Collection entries
--------------------------------

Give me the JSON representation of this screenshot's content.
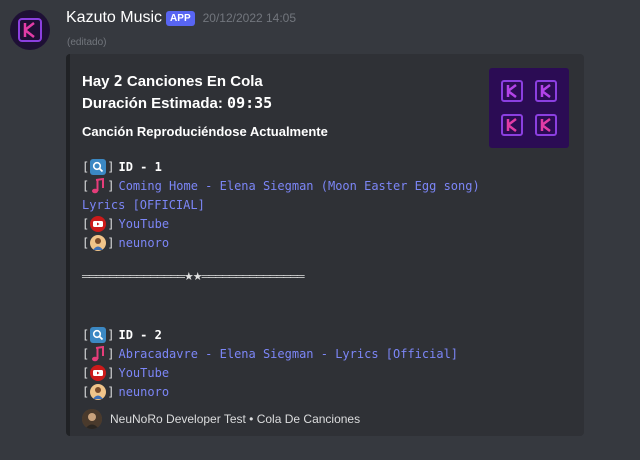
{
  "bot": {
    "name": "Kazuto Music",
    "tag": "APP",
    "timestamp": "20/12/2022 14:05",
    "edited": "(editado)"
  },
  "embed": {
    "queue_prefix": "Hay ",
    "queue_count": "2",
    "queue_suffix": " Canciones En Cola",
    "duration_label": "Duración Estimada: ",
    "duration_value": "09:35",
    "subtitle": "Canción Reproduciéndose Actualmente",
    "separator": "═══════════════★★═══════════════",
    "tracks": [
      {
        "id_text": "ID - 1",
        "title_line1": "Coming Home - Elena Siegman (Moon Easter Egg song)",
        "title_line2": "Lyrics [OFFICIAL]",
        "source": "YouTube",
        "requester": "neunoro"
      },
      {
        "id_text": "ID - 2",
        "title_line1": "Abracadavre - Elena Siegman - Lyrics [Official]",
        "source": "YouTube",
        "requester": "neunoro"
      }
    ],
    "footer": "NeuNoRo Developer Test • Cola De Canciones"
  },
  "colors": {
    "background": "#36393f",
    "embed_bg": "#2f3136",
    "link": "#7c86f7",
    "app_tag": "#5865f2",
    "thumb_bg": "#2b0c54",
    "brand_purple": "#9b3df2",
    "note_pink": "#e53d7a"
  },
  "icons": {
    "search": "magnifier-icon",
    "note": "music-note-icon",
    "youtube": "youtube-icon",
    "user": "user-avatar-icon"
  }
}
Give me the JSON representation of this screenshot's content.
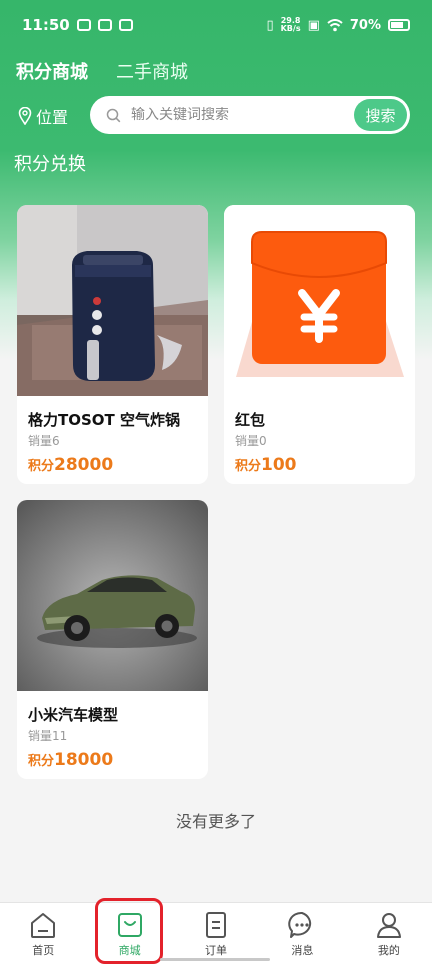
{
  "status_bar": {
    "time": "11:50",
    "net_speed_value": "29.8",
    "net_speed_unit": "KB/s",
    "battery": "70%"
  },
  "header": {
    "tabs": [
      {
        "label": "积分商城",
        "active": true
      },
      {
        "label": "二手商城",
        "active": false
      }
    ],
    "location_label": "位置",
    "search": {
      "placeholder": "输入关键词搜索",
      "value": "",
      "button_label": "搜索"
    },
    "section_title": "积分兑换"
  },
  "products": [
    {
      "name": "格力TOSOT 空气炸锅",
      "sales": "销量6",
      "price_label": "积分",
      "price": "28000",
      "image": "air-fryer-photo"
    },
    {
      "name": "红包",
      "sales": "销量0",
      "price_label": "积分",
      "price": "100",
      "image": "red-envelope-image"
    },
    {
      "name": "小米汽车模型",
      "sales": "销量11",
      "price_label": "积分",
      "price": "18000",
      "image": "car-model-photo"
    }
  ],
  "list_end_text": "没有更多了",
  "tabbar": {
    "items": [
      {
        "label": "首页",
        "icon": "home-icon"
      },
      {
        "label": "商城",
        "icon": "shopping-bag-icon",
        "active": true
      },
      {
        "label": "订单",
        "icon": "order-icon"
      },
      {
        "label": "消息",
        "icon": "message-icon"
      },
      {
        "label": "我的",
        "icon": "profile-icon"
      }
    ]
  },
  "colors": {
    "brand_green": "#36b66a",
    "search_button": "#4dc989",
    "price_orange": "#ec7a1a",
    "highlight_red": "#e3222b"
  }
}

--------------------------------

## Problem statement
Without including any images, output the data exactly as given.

## Response to this exercise
Give me the JSON representation of this screenshot's content.
{
  "bot": {
    "name": "Kazuto Music",
    "tag": "APP",
    "timestamp": "20/12/2022 14:05",
    "edited": "(editado)"
  },
  "embed": {
    "queue_prefix": "Hay ",
    "queue_count": "2",
    "queue_suffix": " Canciones En Cola",
    "duration_label": "Duración Estimada: ",
    "duration_value": "09:35",
    "subtitle": "Canción Reproduciéndose Actualmente",
    "separator": "═══════════════★★═══════════════",
    "tracks": [
      {
        "id_text": "ID - 1",
        "title_line1": "Coming Home - Elena Siegman (Moon Easter Egg song)",
        "title_line2": "Lyrics [OFFICIAL]",
        "source": "YouTube",
        "requester": "neunoro"
      },
      {
        "id_text": "ID - 2",
        "title_line1": "Abracadavre - Elena Siegman - Lyrics [Official]",
        "source": "YouTube",
        "requester": "neunoro"
      }
    ],
    "footer": "NeuNoRo Developer Test • Cola De Canciones"
  },
  "colors": {
    "background": "#36393f",
    "embed_bg": "#2f3136",
    "link": "#7c86f7",
    "app_tag": "#5865f2",
    "thumb_bg": "#2b0c54",
    "brand_purple": "#9b3df2",
    "note_pink": "#e53d7a"
  },
  "icons": {
    "search": "magnifier-icon",
    "note": "music-note-icon",
    "youtube": "youtube-icon",
    "user": "user-avatar-icon"
  }
}
Give me the JSON representation of this screenshot's content.
{
  "status_bar": {
    "time": "11:50",
    "net_speed_value": "29.8",
    "net_speed_unit": "KB/s",
    "battery": "70%"
  },
  "header": {
    "tabs": [
      {
        "label": "积分商城",
        "active": true
      },
      {
        "label": "二手商城",
        "active": false
      }
    ],
    "location_label": "位置",
    "search": {
      "placeholder": "输入关键词搜索",
      "value": "",
      "button_label": "搜索"
    },
    "section_title": "积分兑换"
  },
  "products": [
    {
      "name": "格力TOSOT 空气炸锅",
      "sales": "销量6",
      "price_label": "积分",
      "price": "28000",
      "image": "air-fryer-photo"
    },
    {
      "name": "红包",
      "sales": "销量0",
      "price_label": "积分",
      "price": "100",
      "image": "red-envelope-image"
    },
    {
      "name": "小米汽车模型",
      "sales": "销量11",
      "price_label": "积分",
      "price": "18000",
      "image": "car-model-photo"
    }
  ],
  "list_end_text": "没有更多了",
  "tabbar": {
    "items": [
      {
        "label": "首页",
        "icon": "home-icon"
      },
      {
        "label": "商城",
        "icon": "shopping-bag-icon",
        "active": true
      },
      {
        "label": "订单",
        "icon": "order-icon"
      },
      {
        "label": "消息",
        "icon": "message-icon"
      },
      {
        "label": "我的",
        "icon": "profile-icon"
      }
    ]
  },
  "colors": {
    "brand_green": "#36b66a",
    "search_button": "#4dc989",
    "price_orange": "#ec7a1a",
    "highlight_red": "#e3222b"
  }
}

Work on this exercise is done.